- [PROVIDED RECORDS]:
= Beginning of Section =

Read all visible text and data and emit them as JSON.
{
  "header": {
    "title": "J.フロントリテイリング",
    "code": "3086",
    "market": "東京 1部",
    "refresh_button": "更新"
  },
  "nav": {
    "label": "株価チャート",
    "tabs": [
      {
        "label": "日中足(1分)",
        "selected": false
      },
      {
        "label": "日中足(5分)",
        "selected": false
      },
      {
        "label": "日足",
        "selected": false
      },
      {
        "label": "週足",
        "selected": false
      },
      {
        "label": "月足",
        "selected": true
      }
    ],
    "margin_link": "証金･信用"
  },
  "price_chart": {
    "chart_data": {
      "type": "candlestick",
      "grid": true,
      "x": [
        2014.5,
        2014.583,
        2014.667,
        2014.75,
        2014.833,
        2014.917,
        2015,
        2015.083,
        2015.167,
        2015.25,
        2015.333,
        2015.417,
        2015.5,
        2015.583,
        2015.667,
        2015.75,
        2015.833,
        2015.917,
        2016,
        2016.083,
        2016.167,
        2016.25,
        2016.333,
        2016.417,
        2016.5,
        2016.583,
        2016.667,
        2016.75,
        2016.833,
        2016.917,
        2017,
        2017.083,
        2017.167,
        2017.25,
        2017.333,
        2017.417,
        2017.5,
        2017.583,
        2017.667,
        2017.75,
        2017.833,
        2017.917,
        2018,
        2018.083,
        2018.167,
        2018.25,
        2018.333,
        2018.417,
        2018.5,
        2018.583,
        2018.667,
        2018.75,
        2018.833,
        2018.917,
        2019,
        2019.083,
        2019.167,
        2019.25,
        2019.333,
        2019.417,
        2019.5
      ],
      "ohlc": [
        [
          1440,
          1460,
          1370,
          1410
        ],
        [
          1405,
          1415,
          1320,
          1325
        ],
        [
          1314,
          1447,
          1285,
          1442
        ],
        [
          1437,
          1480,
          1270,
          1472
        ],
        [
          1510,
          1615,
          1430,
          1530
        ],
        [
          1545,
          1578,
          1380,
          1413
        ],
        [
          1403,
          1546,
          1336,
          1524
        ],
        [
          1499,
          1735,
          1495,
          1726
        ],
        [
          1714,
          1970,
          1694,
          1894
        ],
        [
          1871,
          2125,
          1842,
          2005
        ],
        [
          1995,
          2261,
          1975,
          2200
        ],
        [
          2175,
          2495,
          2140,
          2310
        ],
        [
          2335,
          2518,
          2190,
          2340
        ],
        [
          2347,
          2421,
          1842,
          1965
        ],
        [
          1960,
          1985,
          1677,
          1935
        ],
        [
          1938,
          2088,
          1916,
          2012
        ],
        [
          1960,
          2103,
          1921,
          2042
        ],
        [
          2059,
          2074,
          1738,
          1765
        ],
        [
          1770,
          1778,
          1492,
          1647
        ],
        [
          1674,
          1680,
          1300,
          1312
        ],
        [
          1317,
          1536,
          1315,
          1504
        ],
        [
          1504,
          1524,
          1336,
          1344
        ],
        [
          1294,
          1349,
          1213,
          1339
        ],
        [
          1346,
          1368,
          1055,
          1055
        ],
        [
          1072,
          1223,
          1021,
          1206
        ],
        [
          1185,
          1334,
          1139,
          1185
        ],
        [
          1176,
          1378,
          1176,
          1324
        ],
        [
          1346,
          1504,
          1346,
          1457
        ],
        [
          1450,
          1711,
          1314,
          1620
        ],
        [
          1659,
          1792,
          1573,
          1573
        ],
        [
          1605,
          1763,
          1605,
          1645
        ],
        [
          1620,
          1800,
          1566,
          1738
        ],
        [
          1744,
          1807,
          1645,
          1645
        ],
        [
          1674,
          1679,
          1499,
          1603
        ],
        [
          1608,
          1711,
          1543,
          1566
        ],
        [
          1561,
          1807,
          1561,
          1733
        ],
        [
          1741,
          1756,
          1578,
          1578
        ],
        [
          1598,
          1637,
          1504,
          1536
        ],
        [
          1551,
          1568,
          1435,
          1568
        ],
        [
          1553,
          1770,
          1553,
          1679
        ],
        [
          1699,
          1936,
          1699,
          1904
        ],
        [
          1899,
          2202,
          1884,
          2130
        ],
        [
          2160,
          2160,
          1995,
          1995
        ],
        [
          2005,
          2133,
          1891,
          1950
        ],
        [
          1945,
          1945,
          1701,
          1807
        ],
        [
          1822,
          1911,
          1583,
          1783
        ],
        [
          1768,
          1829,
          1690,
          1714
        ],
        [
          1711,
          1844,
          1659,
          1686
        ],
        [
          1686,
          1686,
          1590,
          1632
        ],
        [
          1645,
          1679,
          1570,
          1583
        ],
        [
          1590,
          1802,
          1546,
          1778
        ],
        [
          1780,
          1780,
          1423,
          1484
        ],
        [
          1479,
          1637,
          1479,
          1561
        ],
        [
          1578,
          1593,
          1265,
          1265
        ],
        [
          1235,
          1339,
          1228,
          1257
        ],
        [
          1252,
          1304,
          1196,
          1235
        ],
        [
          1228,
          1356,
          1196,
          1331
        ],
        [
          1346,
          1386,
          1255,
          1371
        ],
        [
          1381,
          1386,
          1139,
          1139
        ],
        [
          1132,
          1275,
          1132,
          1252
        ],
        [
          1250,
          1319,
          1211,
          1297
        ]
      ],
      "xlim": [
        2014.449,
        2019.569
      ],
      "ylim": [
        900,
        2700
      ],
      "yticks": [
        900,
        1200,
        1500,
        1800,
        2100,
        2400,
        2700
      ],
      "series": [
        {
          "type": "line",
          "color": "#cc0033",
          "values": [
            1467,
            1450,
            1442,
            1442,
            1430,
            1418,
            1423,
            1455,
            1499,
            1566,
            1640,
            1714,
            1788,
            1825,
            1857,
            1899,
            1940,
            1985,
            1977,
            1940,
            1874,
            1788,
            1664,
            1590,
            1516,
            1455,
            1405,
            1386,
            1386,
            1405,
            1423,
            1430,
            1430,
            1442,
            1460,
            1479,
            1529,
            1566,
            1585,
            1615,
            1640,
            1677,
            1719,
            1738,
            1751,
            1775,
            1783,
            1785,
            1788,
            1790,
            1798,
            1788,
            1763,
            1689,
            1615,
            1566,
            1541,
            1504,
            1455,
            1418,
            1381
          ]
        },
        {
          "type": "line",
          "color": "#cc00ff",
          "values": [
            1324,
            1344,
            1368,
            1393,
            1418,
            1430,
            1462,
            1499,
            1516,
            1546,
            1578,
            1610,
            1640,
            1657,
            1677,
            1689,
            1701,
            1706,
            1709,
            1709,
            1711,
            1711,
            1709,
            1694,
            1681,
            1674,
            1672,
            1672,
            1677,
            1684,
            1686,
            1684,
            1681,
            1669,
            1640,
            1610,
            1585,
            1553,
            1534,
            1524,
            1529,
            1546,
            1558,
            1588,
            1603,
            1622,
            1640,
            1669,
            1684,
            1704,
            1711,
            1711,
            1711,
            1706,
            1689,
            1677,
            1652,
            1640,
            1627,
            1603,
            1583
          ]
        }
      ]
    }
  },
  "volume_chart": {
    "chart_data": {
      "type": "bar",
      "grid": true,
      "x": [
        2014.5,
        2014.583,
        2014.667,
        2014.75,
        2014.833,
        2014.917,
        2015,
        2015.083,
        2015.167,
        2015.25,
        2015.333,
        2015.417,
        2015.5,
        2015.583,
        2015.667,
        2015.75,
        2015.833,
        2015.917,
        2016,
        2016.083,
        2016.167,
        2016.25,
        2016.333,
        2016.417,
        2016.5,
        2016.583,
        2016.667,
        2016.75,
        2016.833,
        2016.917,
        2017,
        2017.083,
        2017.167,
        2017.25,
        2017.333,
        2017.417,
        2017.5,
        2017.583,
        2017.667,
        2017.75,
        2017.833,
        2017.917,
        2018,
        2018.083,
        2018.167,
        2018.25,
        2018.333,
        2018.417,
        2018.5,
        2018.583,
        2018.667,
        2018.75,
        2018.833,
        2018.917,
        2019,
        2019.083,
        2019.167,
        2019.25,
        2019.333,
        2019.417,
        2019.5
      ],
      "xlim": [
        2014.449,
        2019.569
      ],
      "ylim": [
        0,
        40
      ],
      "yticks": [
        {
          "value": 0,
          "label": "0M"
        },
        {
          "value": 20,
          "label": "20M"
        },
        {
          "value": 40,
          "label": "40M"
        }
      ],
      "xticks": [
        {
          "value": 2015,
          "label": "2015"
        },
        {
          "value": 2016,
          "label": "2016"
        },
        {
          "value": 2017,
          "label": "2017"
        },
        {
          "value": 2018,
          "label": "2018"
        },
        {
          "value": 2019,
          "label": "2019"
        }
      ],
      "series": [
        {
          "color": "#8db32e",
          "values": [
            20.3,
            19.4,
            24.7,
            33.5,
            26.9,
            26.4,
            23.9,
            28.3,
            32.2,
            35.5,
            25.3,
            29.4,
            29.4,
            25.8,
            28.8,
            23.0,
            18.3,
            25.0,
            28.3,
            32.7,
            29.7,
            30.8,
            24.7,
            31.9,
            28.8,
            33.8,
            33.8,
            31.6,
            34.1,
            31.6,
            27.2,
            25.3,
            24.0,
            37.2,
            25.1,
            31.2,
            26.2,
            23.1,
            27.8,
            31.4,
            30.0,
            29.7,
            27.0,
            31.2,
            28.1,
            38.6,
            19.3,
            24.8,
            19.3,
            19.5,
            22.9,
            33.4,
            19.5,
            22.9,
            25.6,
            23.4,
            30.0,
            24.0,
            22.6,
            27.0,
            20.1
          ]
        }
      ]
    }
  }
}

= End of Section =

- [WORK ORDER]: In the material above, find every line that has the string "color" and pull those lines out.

- [WRITTEN RESPONSE]:
          "color": "#cc0033",
          "color": "#cc00ff",
          "color": "#8db32e",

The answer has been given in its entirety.